(1) The price difference for the substitute goods
According to Article 75 of CISG, when [Seller] breached the contract, [Buyer], who took reasonable measures to buy substitute goods, is entitled to the price difference. However, [Seller] asserts that the goods [Buyer] bought were not substitute goods, and that the time of this purchase was not reasonable. To this question, the Arbitration Tribunal holds that Contract No. 95 IMPR23 signed by [Buyer] and Hong Kong __ Trade Company is for the substitute goods, natural rubber (No. 3 film), and that 2,000 tons of that purchase are for substitute goods. The reasonable time for buying substitute goods would be within two months of the date when [Seller] requested cancellation of the contract on 25 October 1994. Accordingly, [Buyer] should buy the substitute goods by December 1994. [Buyer] provided Singapore Commodity Exchange materials which show the international price in December 1994. After inspecting this material, the Arbitration Tribunal finds that the average price that month is FOB US $1,429/t, amounting to a CNF price plus freight of US $1,489/t. In sum, the Arbitration Tribunal holds that because [Seller] breached the contract, [Buyer] is entitled to the price difference between US $1,489 and US $1,140 for 2,000 tons goods, i.e., US $(1,489 - 1,140)/t x 2000 tons = US $698,000, i.e., RMB 5,983,000 (the exchange rate: 1 USD : RMB 8.5).
(2) The loss of the fee for issuing the L/C
The Arbitration Tribunal holds this loss is caused by [Seller]'s non-delivery. [Buyer] bought the substitute goods, so it paid the fee for the additional L/C. Therefore, [Seller] shall pay the issuing fee of RMB 30,668.05.

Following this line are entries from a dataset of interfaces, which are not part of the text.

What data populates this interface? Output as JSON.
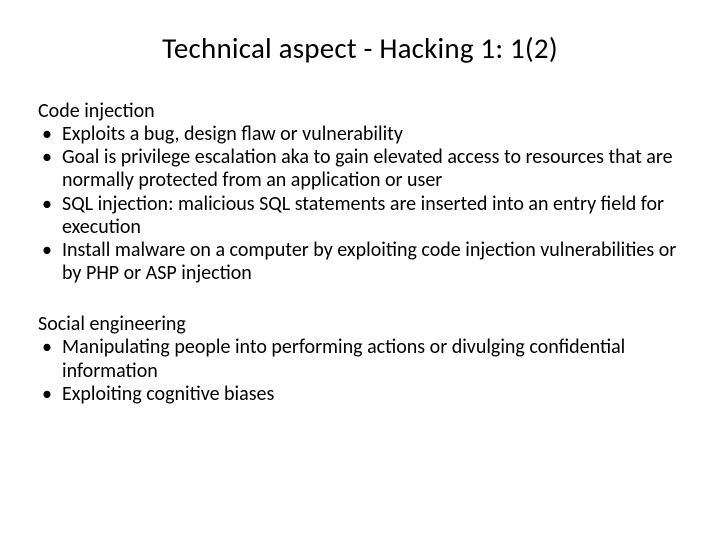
{
  "title": "Technical aspect - Hacking 1: 1(2)",
  "section1": {
    "heading": "Code injection",
    "items": [
      "Exploits a bug, design flaw or vulnerability",
      "Goal is privilege escalation aka to gain elevated access to resources that are normally protected from an application or user",
      "SQL injection: malicious SQL statements are inserted into an entry field for execution",
      "Install malware on a computer by exploiting code injection vulnerabilities or by PHP or ASP injection"
    ]
  },
  "section2": {
    "heading": "Social engineering",
    "items": [
      "Manipulating people into performing actions or divulging confidential information",
      "Exploiting cognitive biases"
    ]
  }
}
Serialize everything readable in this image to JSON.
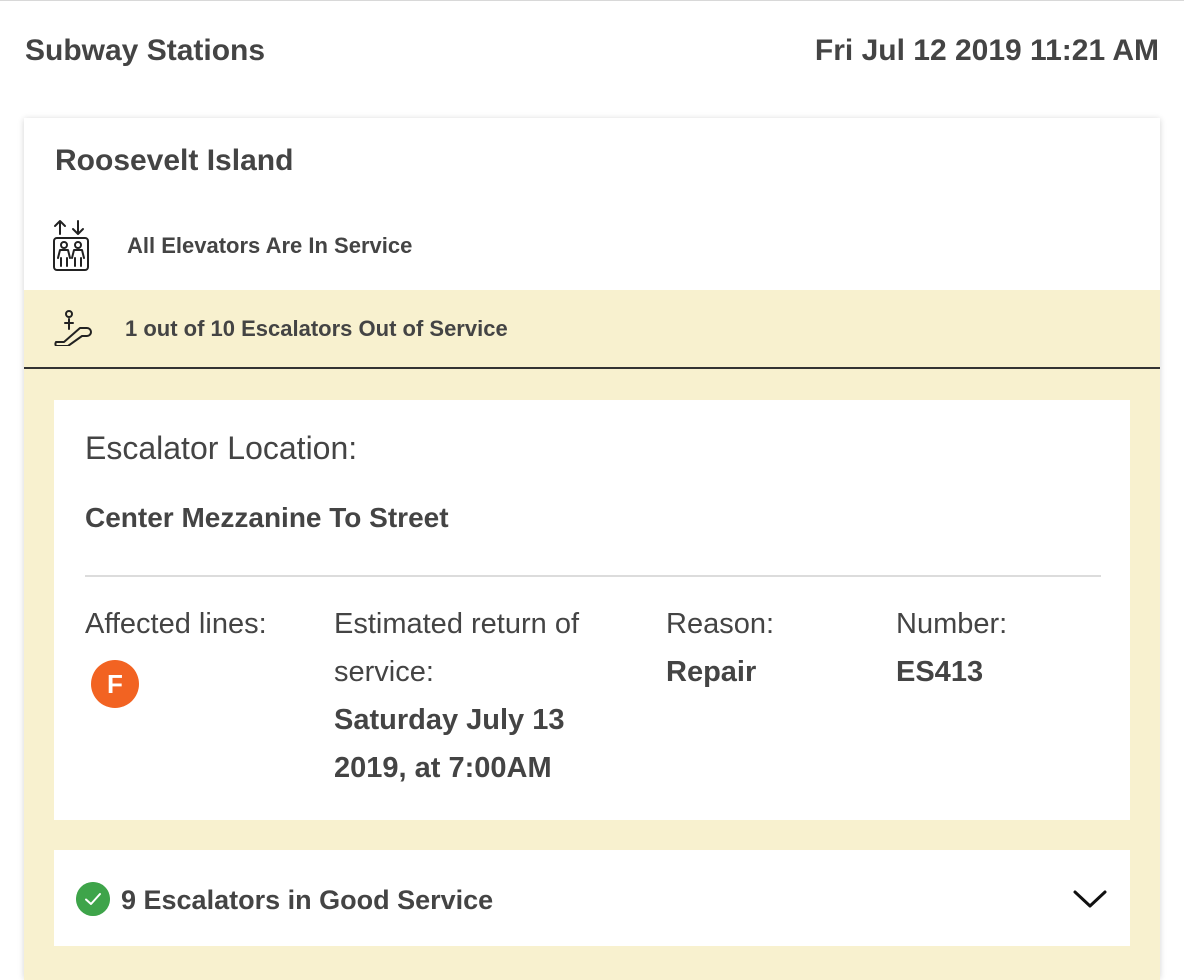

(3) The loss of interest on capital for the L/C
The Arbitration Tribunal holds that, according to international practice, a deposit is required for issuing an L/C. In this case, because [Seller] breached the contract, [Buyer] bought substitute goods, which caused the [Buyer] to issue an L/C twice. Interest on capital incurred amounted to RMB 851,169.6. [Seller] shall pay [Buyer] this amount.

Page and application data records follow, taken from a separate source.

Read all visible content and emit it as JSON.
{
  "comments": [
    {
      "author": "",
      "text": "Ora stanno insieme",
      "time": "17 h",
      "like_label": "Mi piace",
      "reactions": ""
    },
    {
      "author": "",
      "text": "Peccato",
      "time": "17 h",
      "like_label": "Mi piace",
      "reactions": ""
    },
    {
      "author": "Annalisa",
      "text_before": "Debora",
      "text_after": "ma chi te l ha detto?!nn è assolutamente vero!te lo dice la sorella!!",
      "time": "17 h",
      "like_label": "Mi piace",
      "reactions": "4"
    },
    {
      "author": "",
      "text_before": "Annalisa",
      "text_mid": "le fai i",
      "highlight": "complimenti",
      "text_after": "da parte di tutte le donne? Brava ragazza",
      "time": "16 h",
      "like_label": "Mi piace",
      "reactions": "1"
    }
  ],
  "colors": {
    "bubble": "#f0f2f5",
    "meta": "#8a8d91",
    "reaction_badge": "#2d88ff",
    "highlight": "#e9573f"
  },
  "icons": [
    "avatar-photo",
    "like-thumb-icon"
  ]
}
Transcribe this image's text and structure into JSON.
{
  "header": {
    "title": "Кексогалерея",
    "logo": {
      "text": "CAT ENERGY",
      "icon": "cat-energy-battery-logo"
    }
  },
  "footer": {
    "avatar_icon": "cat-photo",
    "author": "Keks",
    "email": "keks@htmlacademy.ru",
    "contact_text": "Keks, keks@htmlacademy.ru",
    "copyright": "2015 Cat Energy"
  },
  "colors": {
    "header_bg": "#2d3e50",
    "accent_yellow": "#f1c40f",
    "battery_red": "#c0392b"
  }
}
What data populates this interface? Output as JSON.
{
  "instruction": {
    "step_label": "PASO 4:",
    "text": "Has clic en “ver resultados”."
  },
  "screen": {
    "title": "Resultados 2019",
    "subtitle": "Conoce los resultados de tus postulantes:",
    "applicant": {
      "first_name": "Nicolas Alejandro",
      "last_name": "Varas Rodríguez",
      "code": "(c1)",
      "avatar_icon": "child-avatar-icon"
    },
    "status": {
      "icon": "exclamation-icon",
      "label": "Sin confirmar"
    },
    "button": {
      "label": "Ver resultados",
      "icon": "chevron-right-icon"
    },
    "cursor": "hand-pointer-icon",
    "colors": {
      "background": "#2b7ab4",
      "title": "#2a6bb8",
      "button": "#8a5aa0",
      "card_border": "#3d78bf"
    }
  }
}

(4) The exchange rate difference
When [Buyer] signed the contract with its client, it stipulated the exchange rate of US $1: RMB 9, but its client only admitted the exchange rate of US $1: RMB 8.5. To [Buyer]'s claim to request [Seller] to pay the exchange rate difference, the Arbitration Tribunal holds it is not within the scope of the dispute in this case, and [Seller] could not foresee this dispute. Thus, the Arbitration Tribunal could not support it.

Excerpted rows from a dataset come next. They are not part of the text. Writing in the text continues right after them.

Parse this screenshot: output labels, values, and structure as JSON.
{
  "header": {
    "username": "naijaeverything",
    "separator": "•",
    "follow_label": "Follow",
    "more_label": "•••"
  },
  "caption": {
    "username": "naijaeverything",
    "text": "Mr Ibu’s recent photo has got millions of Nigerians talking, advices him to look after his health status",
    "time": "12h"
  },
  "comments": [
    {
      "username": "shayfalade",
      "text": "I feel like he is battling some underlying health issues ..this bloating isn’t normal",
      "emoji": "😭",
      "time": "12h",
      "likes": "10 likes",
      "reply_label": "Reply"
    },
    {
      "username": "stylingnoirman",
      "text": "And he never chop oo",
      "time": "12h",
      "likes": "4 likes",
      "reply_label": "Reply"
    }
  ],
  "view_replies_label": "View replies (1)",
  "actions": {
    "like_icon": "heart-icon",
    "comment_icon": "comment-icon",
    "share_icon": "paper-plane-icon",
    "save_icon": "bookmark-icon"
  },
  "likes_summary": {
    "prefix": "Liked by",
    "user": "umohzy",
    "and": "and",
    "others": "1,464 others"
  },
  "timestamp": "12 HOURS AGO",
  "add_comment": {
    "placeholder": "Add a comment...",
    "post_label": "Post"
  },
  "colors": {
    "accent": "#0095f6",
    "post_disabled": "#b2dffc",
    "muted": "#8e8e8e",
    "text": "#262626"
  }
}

(5) The loss of expenses of importing the goods in connection with [Buyer]'s agency arrangement
[Buyer] asserts such loss is part of its loss of profits. The Arbitration Tribunal holds the price difference has already included the loss of profits. In addition, the Arbitration Tribunal has calculated the price difference in the above 3(1). Thus, the Arbitration Tribunal does not support this claim.
(6) The loss of payment not made by [Buyer]'s client
The Arbitration Tribunal holds such loss could not be foreseen, so does not support this claim.
(7) Attorneys' fees and travel expenses
[Buyer] did not provide a certification to prove the attorneys' fee and traveling expenses for this case. The Arbitration Tribunal does not support [Buyer]'s claim for this amount.
(8) The arbitration fee
[Seller] fails in this case, but not all of [Buyer]'s claims are supported. Thus, [Seller] shall pay 70% of the arbitration fee, and [Buyer] shall pay 30%.
The above amount RMB 7,047,642.95 shall be paid within 45 days of the date on which the award is handed down. If [Seller] pays beyond this time limit, 11% interest shall be added.
This is the final award.
* All translations should be verified by cross-checking against the original text. For purposes of this translation, Claimant of the People's Republic of China is referred to as [Buyer]; Respondent of Macau is referred to as [Seller]. Amounts in the currency of the United States (dollars) are indicated as [US $]; amounts in the currency of the People's Republic of China (renminbi) are indicated as [RMB].
** Zheng Xie, LL.M. Washington University in St. Louis, LL.M., BA in Economics, University of International Business and Economics, Beijing.Go to Case Table of Contents